START WORKING DATA

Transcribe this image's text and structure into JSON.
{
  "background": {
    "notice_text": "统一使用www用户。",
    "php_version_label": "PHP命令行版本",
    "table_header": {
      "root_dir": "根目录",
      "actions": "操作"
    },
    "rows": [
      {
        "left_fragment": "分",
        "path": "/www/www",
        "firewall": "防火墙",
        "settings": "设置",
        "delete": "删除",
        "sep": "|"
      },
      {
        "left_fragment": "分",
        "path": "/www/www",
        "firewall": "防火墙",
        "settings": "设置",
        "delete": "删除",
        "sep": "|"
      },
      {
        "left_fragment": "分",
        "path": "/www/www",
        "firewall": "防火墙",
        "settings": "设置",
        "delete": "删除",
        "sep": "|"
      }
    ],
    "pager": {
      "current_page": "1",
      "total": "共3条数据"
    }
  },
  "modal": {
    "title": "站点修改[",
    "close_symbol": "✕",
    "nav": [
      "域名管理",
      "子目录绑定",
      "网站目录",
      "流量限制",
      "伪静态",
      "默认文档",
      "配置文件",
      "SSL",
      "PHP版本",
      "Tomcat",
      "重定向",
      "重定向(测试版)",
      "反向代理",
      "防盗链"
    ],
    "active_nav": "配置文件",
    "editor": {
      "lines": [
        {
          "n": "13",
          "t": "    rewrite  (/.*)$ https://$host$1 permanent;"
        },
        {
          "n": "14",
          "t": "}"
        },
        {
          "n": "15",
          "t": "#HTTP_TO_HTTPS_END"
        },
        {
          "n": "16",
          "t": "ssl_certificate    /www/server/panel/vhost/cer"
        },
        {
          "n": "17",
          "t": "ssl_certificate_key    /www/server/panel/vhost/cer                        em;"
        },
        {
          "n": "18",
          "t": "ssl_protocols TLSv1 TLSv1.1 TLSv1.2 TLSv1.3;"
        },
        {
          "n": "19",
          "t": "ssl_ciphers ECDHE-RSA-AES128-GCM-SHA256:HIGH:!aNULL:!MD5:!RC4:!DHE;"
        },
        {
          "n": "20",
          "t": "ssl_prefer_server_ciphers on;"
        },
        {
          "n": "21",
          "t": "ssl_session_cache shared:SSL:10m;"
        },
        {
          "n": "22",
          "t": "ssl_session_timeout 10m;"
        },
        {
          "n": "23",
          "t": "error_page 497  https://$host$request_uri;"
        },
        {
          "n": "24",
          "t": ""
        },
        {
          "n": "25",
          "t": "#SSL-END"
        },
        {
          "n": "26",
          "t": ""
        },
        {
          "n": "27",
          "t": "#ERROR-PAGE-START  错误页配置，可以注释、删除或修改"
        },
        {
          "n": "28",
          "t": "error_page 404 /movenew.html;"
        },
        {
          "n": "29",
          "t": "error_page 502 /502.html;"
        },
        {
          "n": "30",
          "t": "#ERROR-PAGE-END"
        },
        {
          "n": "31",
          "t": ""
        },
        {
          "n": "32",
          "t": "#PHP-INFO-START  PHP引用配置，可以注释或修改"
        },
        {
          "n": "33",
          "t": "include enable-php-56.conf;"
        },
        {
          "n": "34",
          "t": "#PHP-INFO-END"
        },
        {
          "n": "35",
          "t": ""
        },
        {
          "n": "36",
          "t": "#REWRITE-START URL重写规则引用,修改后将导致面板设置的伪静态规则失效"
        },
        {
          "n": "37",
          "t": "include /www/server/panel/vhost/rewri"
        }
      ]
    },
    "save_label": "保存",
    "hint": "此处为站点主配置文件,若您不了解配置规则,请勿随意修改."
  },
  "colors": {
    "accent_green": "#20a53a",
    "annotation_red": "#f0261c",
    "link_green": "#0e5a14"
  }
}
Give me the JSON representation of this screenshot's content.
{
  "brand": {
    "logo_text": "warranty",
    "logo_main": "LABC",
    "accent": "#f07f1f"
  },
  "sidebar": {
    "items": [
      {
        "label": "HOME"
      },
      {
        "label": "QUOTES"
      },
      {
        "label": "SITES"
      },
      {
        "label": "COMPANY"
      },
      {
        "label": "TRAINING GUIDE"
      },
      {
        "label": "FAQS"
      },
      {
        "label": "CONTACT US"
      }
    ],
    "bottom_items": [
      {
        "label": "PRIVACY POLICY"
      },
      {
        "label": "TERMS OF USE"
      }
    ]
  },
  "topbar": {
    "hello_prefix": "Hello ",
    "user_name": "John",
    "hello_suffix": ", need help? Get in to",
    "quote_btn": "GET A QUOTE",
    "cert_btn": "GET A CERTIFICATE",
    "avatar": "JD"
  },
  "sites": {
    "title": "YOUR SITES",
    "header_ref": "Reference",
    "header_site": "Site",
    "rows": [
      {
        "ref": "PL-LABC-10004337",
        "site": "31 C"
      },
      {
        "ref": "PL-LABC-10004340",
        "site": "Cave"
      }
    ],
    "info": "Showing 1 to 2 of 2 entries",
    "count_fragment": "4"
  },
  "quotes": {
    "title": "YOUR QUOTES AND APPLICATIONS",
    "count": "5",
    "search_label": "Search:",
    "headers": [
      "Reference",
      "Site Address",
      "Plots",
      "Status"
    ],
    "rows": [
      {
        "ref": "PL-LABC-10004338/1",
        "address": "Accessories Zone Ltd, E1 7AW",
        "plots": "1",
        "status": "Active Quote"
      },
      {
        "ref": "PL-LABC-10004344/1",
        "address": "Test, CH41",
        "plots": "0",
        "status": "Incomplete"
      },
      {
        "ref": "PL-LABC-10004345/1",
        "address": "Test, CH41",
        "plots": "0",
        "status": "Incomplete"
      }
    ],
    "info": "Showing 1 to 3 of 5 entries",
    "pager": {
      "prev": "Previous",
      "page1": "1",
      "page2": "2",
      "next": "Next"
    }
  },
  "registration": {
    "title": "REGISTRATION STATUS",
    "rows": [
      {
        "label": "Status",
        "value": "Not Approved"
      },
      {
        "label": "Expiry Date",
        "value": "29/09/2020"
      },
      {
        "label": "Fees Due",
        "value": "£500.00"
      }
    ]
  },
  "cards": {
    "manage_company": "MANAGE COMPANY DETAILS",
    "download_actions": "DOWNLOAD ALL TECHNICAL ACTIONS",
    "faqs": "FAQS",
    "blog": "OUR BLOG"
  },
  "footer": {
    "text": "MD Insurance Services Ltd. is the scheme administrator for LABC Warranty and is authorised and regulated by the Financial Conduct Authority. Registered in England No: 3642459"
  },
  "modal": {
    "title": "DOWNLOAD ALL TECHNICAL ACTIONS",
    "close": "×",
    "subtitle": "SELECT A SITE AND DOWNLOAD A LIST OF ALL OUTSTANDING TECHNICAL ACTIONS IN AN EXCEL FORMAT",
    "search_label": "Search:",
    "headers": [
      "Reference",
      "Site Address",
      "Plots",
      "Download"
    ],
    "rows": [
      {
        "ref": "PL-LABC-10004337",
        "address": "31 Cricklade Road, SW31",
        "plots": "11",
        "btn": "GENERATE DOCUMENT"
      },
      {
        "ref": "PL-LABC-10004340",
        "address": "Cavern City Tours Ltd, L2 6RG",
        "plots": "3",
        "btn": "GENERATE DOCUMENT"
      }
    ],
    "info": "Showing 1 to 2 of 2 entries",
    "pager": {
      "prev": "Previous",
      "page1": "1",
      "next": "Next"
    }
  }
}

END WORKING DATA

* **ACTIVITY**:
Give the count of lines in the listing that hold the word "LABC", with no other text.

* **YOUR SOLUTION**:
9